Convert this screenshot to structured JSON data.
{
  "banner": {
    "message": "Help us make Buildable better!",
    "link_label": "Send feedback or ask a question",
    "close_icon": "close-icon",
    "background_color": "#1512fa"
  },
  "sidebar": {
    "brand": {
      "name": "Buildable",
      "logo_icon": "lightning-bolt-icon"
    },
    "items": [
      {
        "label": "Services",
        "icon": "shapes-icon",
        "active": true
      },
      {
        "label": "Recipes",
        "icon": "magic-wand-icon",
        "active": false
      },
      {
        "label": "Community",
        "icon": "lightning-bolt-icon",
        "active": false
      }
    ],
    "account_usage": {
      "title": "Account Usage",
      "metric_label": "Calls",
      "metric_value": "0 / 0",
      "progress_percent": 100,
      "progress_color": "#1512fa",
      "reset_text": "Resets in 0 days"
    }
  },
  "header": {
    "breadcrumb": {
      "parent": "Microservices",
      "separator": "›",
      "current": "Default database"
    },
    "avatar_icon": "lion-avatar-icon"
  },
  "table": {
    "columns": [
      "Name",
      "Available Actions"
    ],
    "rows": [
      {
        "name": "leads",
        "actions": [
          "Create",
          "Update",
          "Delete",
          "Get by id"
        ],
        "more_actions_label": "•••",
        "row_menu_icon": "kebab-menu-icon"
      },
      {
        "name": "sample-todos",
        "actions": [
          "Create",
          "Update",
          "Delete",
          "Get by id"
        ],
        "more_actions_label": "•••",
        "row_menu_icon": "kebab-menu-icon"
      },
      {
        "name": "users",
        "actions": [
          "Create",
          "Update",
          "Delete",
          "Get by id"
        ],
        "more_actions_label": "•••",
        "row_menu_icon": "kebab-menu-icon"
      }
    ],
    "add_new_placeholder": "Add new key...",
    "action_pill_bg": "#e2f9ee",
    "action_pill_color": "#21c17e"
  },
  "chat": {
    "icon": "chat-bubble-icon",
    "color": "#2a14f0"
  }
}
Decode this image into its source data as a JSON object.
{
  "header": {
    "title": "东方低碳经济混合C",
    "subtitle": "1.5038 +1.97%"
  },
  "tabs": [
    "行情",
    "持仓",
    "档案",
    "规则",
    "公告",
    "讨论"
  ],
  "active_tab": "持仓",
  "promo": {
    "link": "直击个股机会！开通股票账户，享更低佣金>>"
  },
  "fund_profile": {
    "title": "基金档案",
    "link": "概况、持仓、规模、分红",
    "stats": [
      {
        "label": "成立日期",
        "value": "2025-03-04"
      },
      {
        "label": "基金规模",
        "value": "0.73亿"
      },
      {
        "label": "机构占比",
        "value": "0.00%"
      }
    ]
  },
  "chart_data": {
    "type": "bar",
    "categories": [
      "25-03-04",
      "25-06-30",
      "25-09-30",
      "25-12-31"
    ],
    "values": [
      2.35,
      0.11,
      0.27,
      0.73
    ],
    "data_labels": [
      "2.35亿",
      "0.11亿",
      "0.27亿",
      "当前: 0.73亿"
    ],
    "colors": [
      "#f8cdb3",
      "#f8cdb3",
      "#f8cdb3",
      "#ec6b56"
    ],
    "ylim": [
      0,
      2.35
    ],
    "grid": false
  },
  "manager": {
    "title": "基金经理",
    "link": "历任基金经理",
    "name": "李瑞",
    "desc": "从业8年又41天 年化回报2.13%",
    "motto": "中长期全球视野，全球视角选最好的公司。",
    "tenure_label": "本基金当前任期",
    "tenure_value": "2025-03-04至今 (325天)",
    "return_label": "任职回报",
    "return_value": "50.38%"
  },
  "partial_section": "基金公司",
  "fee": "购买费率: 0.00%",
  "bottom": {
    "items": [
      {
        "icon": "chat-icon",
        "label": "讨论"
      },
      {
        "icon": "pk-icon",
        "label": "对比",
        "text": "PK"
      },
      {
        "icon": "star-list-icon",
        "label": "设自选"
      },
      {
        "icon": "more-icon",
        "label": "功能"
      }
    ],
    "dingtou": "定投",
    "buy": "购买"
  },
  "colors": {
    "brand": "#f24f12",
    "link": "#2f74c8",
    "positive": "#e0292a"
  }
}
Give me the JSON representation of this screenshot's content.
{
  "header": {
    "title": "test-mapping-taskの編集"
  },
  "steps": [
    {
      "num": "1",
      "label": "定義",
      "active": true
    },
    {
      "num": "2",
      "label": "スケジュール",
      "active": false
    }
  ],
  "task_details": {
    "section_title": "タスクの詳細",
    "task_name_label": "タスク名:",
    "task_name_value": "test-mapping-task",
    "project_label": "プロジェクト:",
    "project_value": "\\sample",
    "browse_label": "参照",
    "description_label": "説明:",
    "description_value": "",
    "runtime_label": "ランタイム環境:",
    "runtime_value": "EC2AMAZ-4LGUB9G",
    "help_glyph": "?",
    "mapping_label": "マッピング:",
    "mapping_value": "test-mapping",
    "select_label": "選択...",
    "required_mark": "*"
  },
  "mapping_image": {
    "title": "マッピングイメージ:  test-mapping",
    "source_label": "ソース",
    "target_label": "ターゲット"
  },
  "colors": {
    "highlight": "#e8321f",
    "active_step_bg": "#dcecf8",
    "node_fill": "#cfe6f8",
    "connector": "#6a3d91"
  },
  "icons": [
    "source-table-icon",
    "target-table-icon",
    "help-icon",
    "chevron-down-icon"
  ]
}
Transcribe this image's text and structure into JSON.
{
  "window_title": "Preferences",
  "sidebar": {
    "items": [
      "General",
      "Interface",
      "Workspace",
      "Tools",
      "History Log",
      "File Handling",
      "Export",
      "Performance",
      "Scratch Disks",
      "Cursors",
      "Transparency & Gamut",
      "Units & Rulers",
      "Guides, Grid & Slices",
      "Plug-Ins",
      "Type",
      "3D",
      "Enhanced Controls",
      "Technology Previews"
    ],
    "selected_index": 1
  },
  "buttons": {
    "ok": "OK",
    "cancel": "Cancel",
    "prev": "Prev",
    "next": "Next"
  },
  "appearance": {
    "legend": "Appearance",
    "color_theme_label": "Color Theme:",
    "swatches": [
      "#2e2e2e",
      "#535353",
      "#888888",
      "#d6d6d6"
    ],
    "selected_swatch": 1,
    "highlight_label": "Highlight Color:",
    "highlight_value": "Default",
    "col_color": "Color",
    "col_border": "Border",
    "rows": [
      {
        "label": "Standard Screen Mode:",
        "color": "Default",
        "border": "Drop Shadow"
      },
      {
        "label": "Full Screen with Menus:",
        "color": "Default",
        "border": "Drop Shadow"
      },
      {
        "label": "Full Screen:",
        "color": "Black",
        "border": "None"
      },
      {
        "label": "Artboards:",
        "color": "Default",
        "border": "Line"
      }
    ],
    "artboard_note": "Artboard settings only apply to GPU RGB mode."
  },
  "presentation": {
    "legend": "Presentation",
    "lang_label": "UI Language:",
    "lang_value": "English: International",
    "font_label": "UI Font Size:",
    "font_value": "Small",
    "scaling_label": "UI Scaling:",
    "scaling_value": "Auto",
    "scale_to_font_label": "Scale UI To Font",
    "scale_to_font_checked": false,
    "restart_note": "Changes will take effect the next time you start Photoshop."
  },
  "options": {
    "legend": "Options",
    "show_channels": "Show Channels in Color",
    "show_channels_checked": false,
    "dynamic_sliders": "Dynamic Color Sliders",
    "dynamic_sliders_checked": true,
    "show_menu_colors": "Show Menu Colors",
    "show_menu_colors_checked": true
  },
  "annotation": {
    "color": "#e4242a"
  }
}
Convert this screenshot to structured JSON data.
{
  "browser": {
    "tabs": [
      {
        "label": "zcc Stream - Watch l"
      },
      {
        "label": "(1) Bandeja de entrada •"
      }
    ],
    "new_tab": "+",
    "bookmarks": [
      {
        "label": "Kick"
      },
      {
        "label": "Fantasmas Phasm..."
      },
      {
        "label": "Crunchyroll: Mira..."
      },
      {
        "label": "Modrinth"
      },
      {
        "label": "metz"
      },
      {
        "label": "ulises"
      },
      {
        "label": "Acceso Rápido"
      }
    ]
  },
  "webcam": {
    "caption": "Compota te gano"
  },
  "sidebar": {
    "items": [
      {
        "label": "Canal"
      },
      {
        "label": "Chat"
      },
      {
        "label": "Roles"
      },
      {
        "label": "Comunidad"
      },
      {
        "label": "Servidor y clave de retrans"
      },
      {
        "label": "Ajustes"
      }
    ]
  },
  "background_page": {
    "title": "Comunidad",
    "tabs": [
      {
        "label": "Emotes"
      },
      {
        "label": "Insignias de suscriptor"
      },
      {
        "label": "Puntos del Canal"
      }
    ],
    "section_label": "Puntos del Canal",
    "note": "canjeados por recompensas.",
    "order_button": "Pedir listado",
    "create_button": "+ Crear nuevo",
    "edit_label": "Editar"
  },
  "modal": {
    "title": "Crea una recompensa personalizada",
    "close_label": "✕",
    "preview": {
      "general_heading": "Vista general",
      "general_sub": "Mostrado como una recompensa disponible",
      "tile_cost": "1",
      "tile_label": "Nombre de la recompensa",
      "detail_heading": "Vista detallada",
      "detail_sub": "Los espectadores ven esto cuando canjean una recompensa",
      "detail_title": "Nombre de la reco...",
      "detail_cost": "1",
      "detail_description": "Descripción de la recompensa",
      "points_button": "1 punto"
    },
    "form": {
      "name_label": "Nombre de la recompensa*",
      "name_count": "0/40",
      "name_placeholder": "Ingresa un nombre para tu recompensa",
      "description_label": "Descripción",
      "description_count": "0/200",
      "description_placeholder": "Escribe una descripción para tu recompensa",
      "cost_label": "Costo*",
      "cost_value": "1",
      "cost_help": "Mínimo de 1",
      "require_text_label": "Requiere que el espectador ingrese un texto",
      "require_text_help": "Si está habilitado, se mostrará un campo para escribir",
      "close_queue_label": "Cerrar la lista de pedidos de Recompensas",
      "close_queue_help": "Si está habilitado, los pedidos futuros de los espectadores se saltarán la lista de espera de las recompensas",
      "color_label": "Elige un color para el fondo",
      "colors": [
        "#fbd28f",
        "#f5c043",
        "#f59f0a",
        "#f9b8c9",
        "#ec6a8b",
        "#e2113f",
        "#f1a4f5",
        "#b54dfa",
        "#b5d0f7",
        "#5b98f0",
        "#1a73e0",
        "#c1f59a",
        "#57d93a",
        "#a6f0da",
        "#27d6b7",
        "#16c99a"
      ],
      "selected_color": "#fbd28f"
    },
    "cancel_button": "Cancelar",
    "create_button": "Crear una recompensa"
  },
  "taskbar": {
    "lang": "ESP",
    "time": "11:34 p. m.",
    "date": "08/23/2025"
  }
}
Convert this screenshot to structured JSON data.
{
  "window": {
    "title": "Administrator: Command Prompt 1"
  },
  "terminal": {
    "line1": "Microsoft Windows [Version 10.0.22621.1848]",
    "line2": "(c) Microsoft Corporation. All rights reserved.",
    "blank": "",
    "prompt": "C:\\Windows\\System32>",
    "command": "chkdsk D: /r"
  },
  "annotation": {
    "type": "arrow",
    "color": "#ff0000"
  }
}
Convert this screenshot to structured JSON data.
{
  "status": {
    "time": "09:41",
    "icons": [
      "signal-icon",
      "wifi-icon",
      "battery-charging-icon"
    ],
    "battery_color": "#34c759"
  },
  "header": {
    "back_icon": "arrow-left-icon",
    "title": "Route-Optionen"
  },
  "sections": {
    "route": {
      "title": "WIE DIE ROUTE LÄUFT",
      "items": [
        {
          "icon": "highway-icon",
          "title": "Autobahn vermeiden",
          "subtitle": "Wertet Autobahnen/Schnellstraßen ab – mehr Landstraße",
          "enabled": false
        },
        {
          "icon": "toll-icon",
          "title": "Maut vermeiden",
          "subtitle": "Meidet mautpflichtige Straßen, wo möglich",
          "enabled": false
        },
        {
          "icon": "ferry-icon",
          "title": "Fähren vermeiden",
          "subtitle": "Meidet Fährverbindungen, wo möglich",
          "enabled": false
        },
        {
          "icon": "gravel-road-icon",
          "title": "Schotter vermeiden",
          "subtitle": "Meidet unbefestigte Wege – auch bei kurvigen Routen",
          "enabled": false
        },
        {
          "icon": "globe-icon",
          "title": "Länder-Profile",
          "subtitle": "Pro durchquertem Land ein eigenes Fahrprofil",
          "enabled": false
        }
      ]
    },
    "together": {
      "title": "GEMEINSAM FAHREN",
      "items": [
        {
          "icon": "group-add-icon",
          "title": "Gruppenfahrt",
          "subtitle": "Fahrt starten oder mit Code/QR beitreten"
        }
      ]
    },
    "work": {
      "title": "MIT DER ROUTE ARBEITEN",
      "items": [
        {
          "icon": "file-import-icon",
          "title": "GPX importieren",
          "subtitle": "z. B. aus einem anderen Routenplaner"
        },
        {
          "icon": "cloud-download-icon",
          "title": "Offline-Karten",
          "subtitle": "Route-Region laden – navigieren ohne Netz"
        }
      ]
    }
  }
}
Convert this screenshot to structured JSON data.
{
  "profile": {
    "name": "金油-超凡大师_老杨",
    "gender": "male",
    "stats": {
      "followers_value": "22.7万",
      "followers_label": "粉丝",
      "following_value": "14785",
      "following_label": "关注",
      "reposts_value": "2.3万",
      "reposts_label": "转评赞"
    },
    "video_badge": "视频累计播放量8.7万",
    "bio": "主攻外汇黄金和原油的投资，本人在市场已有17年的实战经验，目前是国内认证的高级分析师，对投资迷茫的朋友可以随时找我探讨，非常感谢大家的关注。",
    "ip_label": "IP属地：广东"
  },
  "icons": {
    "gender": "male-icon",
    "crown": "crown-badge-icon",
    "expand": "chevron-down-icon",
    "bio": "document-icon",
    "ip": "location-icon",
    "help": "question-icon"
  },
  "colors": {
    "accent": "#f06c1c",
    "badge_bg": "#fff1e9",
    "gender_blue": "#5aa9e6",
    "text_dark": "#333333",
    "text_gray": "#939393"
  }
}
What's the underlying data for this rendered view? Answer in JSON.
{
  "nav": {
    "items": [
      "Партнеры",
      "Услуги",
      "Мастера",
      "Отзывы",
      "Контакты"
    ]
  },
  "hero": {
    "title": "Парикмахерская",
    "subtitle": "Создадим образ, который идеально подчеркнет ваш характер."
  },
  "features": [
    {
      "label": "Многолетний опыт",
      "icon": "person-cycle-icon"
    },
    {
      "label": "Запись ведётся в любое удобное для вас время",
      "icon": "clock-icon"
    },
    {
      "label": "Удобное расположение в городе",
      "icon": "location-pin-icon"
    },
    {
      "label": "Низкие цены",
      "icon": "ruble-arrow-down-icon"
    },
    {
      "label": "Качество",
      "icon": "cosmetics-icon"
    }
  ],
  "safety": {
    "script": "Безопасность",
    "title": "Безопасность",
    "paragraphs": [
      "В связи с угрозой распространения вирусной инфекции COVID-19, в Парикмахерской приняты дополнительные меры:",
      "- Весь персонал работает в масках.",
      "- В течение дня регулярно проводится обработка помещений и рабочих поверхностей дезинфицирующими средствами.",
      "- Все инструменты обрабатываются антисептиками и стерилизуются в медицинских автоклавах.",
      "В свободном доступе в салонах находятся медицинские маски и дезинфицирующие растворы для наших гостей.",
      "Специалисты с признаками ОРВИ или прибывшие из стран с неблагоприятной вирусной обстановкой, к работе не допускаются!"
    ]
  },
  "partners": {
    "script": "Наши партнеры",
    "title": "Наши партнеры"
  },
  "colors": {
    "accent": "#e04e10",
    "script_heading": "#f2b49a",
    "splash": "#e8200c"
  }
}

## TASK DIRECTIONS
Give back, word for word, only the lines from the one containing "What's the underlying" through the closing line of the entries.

## SOLVED EXERCISE
What's the underlying data for this rendered view? Answer in JSON.
{
  "nav": {
    "items": [
      "Партнеры",
      "Услуги",
      "Мастера",
      "Отзывы",
      "Контакты"
    ]
  },
  "hero": {
    "title": "Парикмахерская",
    "subtitle": "Создадим образ, который идеально подчеркнет ваш характер."
  },
  "features": [
    {
      "label": "Многолетний опыт",
      "icon": "person-cycle-icon"
    },
    {
      "label": "Запись ведётся в любое удобное для вас время",
      "icon": "clock-icon"
    },
    {
      "label": "Удобное расположение в городе",
      "icon": "location-pin-icon"
    },
    {
      "label": "Низкие цены",
      "icon": "ruble-arrow-down-icon"
    },
    {
      "label": "Качество",
      "icon": "cosmetics-icon"
    }
  ],
  "safety": {
    "script": "Безопасность",
    "title": "Безопасность",
    "paragraphs": [
      "В связи с угрозой распространения вирусной инфекции COVID-19, в Парикмахерской приняты дополнительные меры:",
      "- Весь персонал работает в масках.",
      "- В течение дня регулярно проводится обработка помещений и рабочих поверхностей дезинфицирующими средствами.",
      "- Все инструменты обрабатываются антисептиками и стерилизуются в медицинских автоклавах.",
      "В свободном доступе в салонах находятся медицинские маски и дезинфицирующие растворы для наших гостей.",
      "Специалисты с признаками ОРВИ или прибывшие из стран с неблагоприятной вирусной обстановкой, к работе не допускаются!"
    ]
  },
  "partners": {
    "script": "Наши партнеры",
    "title": "Наши партнеры"
  },
  "colors": {
    "accent": "#e04e10",
    "script_heading": "#f2b49a",
    "splash": "#e8200c"
  }
}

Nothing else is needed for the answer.